That being said, as the band’s 20th anniversary approached, Grohl did consider re-recording their debut album, thinking it might be nice to give it the proper band treatment since, at the time, the group hadn’t completely formed and Grohl originally recorded it with the him playing pretty much every instrument on every track. But, in the end, Taylor Hawkins helped Grohl come back to his senses, telling him that it might be “The worst idea ever” and that fans “would f–cking hate it!” Source:

2. Dave Grohl Never Had Any Formal Music Training

Not only does Dave Grohl hardly ever remember the names of chords, his approach to playing the guitar is very much from the perspective of a drummer. Here’s how he explains playing the riffs for “Everlong”: “The low E string is the kick drum. The A and D strings are snares. The G, B and high E are the cymbals. So you have a kick-snare relationship in the riff. Then when the chorus comes around, you wash all the high strings as you would wash a cymbal. It makes it percussive, and it gives that dynamic.”

No word on whether or not he uses the same method for his vocals. Source:

1. They’re David Letterman’s Favorite Band

In 2000, David Letterman underwent a potentially life-ending quintuple bypass surgery. He said that during his difficult recovery, “Everlong” helped him find a good mindset and the song has had a special meaning for him ever since. So, for his first show after recovering from the surgery, he requested that the Foo Fighters be the musical guest. Just before they came out and performed “Everlong,” Letterman gave them a sentimental introduction, stating simply, “My favorite band, playing my favorite song.”

After announcing his retirement from Late Night, David Letterman decided he wanted to go out with a bang and invited some of his favorite guests to return for his final farewell show. Of all the hundreds of bands that Letterman has had on his show over the years, the Foo Fighters were the only group he considered for his final curtain call.

Wes Walcott

Wes Walcott

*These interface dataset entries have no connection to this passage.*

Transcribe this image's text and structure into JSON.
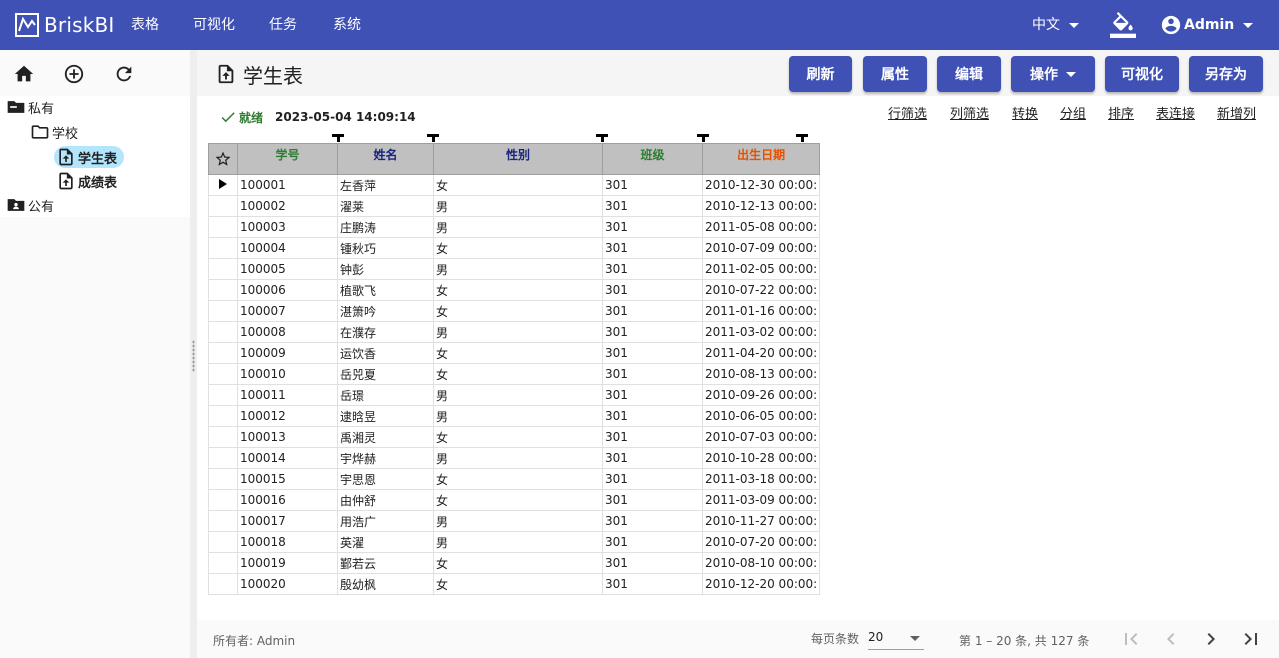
{
  "app": {
    "name": "BriskBI"
  },
  "nav": {
    "items": [
      "表格",
      "可视化",
      "任务",
      "系统"
    ]
  },
  "topbar": {
    "language": "中文",
    "user": "Admin"
  },
  "sidebar": {
    "tree": {
      "private": "私有",
      "folder": "学校",
      "items": [
        "学生表",
        "成绩表"
      ],
      "selected": "学生表",
      "public": "公有"
    }
  },
  "page": {
    "title": "学生表"
  },
  "toolbar": {
    "refresh": "刷新",
    "properties": "属性",
    "edit": "编辑",
    "operations": "操作",
    "visualize": "可视化",
    "save_as": "另存为"
  },
  "status": {
    "text": "就绪",
    "time": "2023-05-04 14:09:14"
  },
  "actions": [
    "行筛选",
    "列筛选",
    "转换",
    "分组",
    "排序",
    "表连接",
    "新增列"
  ],
  "table": {
    "columns": [
      {
        "label": "学号",
        "color": "#2e7d32"
      },
      {
        "label": "姓名",
        "color": "#1a237e"
      },
      {
        "label": "性别",
        "color": "#1a237e"
      },
      {
        "label": "班级",
        "color": "#2e7d32"
      },
      {
        "label": "出生日期",
        "color": "#e65100"
      }
    ],
    "rows": [
      [
        "100001",
        "左香萍",
        "女",
        "301",
        "2010-12-30 00:00:"
      ],
      [
        "100002",
        "濯莱",
        "男",
        "301",
        "2010-12-13 00:00:"
      ],
      [
        "100003",
        "庄鹏涛",
        "男",
        "301",
        "2011-05-08 00:00:"
      ],
      [
        "100004",
        "锺秋巧",
        "女",
        "301",
        "2010-07-09 00:00:"
      ],
      [
        "100005",
        "钟彭",
        "男",
        "301",
        "2011-02-05 00:00:"
      ],
      [
        "100006",
        "植歌飞",
        "女",
        "301",
        "2010-07-22 00:00:"
      ],
      [
        "100007",
        "湛箫吟",
        "女",
        "301",
        "2011-01-16 00:00:"
      ],
      [
        "100008",
        "在濮存",
        "男",
        "301",
        "2011-03-02 00:00:"
      ],
      [
        "100009",
        "运饮香",
        "女",
        "301",
        "2011-04-20 00:00:"
      ],
      [
        "100010",
        "岳兕夏",
        "女",
        "301",
        "2010-08-13 00:00:"
      ],
      [
        "100011",
        "岳璟",
        "男",
        "301",
        "2010-09-26 00:00:"
      ],
      [
        "100012",
        "逮晗昱",
        "男",
        "301",
        "2010-06-05 00:00:"
      ],
      [
        "100013",
        "禹湘灵",
        "女",
        "301",
        "2010-07-03 00:00:"
      ],
      [
        "100014",
        "宇烨赫",
        "男",
        "301",
        "2010-10-28 00:00:"
      ],
      [
        "100015",
        "宇思恩",
        "女",
        "301",
        "2011-03-18 00:00:"
      ],
      [
        "100016",
        "由仲舒",
        "女",
        "301",
        "2011-03-09 00:00:"
      ],
      [
        "100017",
        "用浩广",
        "男",
        "301",
        "2010-11-27 00:00:"
      ],
      [
        "100018",
        "英濯",
        "男",
        "301",
        "2010-07-20 00:00:"
      ],
      [
        "100019",
        "鄞若云",
        "女",
        "301",
        "2010-08-10 00:00:"
      ],
      [
        "100020",
        "殷幼枫",
        "女",
        "301",
        "2010-12-20 00:00:"
      ]
    ],
    "current_row": 0
  },
  "footer": {
    "owner": "所有者: Admin",
    "per_page_label": "每页条数",
    "per_page": "20",
    "range": "第 1 – 20 条, 共 127 条"
  },
  "icons": {
    "logo": "line-chart-icon",
    "paint": "format-color-fill-icon",
    "user": "account-circle-icon",
    "home": "home-icon",
    "add": "add-circle-outline-icon",
    "refresh": "refresh-icon"
  },
  "colors": {
    "primary": "#3f51b5",
    "status_ok": "#2e7d32",
    "selection": "#b3e5fc",
    "header_bg": "#c0c0c0"
  }
}
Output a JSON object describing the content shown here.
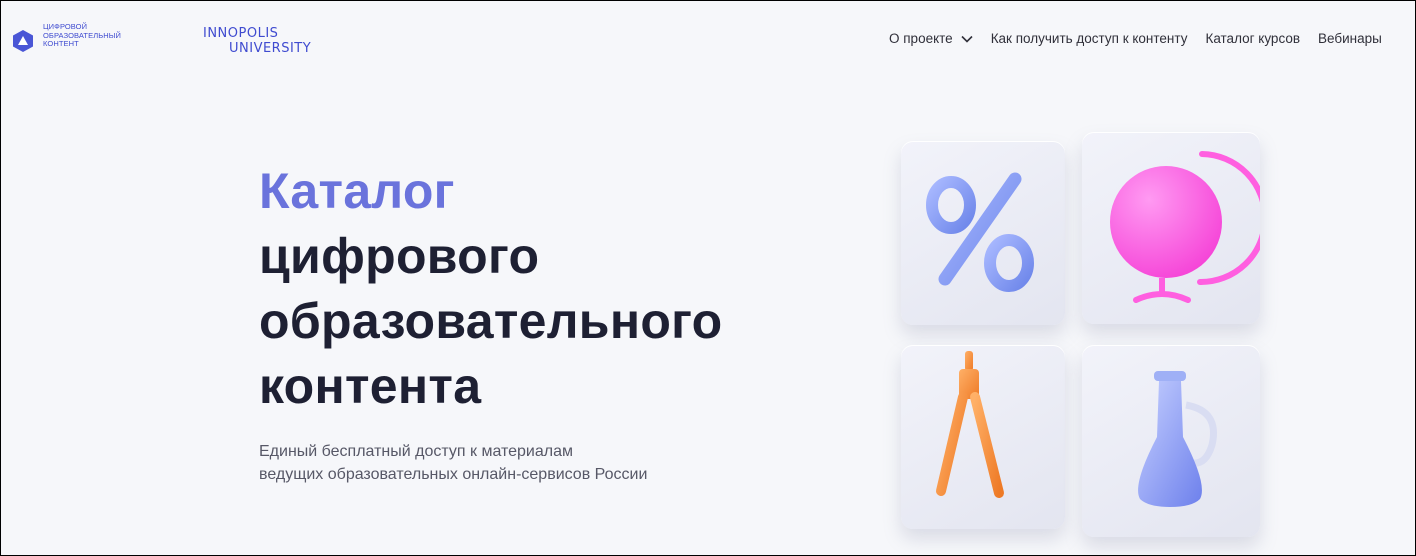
{
  "brand": {
    "logo_lines": [
      "ЦИФРОВОЙ",
      "ОБРАЗОВАТЕЛЬНЫЙ",
      "КОНТЕНТ"
    ],
    "logo_icon": "hexagon-triangle-icon",
    "partner_logo_line1": "INNOPOLIS",
    "partner_logo_line2": "UNIVERSITY",
    "accent_color": "#3f4bd0"
  },
  "nav": {
    "items": [
      {
        "label": "О проекте",
        "has_dropdown": true
      },
      {
        "label": "Как получить доступ к контенту"
      },
      {
        "label": "Каталог курсов"
      },
      {
        "label": "Вебинары"
      }
    ]
  },
  "hero": {
    "title_accent": "Каталог",
    "title_lines": [
      "цифрового",
      "образовательного",
      "контента"
    ],
    "subtitle_lines": [
      "Единый бесплатный доступ к материалам",
      "ведущих образовательных онлайн-сервисов России"
    ],
    "title_accent_color": "#6a73dc",
    "title_color": "#1e2033"
  },
  "illustration": {
    "tiles": [
      {
        "icon": "percent-icon",
        "color": "#7f9af0"
      },
      {
        "icon": "globe-icon",
        "color": "#ff5fe0"
      },
      {
        "icon": "compass-icon",
        "color": "#f28a3a"
      },
      {
        "icon": "flask-icon",
        "color": "#7c8ff0"
      }
    ]
  }
}
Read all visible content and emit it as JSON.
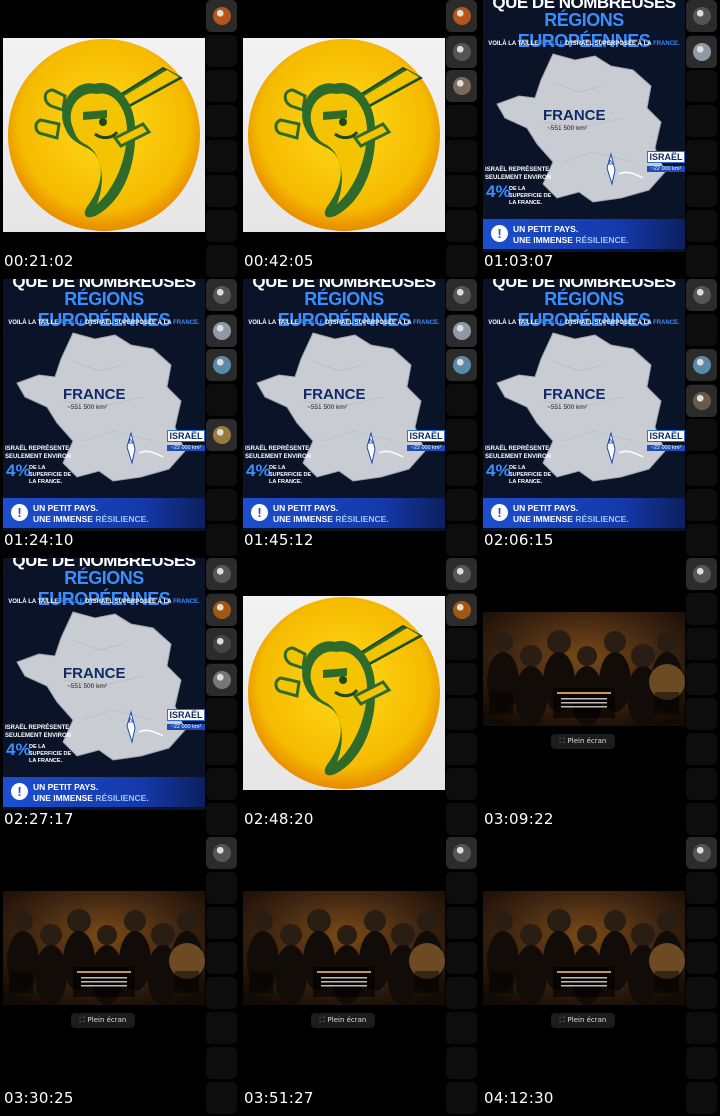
{
  "timestamps": [
    "00:21:02",
    "00:42:05",
    "01:03:07",
    "01:24:10",
    "01:45:12",
    "02:06:15",
    "02:27:17",
    "02:48:20",
    "03:09:22",
    "03:30:25",
    "03:51:27",
    "04:12:30"
  ],
  "frames": [
    "logo",
    "logo",
    "map",
    "map",
    "map",
    "map",
    "map",
    "logo",
    "concert",
    "concert",
    "concert",
    "concert"
  ],
  "poster": {
    "title_line1": "QUE DE NOMBREUSES",
    "title_line2": "RÉGIONS EUROPÉENNES",
    "subtitle_pre": "VOILÀ LA TAILLE",
    "subtitle_hl": "RÉELLE",
    "subtitle_mid": "D'ISRAËL SUPERPOSÉE À LA",
    "subtitle_end": "FRANCE.",
    "france_label": "FRANCE",
    "france_size": "~551 500 km²",
    "israel_label": "ISRAËL",
    "israel_size": "~22 000 km²",
    "represents": "ISRAËL REPRÉSENTE SEULEMENT ENVIRON",
    "percent": "4%",
    "percent_text": "DE LA SUPERFICIE DE LA FRANCE.",
    "banner_line1": "UN PETIT PAYS.",
    "banner_line2_a": "UNE IMMENSE",
    "banner_line2_b": "RÉSILIENCE."
  },
  "fullscreen_label": "Plein écran",
  "colors": {
    "background": "#000000",
    "poster_blue": "#3a8dff",
    "banner": "#1c4fd0",
    "logo_yellow": "#f5c400",
    "logo_green": "#2e6b2a"
  }
}
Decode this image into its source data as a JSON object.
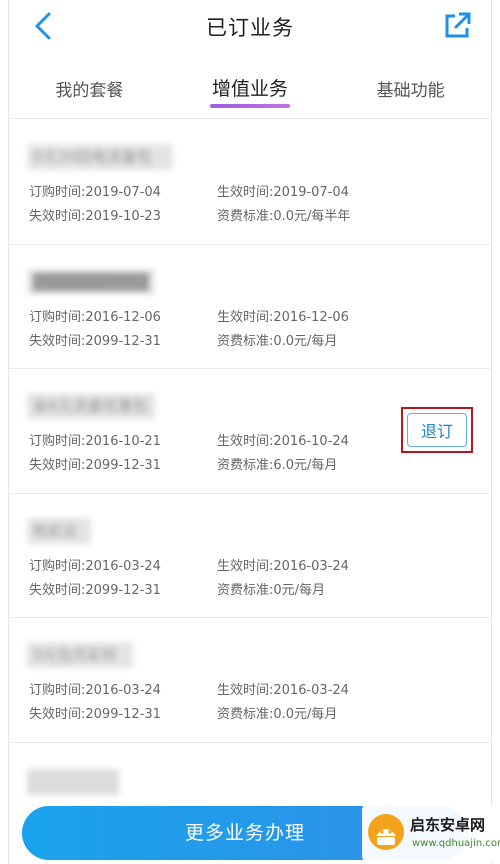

Wes is a devourer of media. He ravenously consumes podcasts, books, and TV shows with seemingly no regard for review scores or subject matter. If encountered in the wild, Wes is said to respond positively to verbal cues relating to X-Men or the SNES. The subject can be easily captured and tamed using Transformers or Gundam models.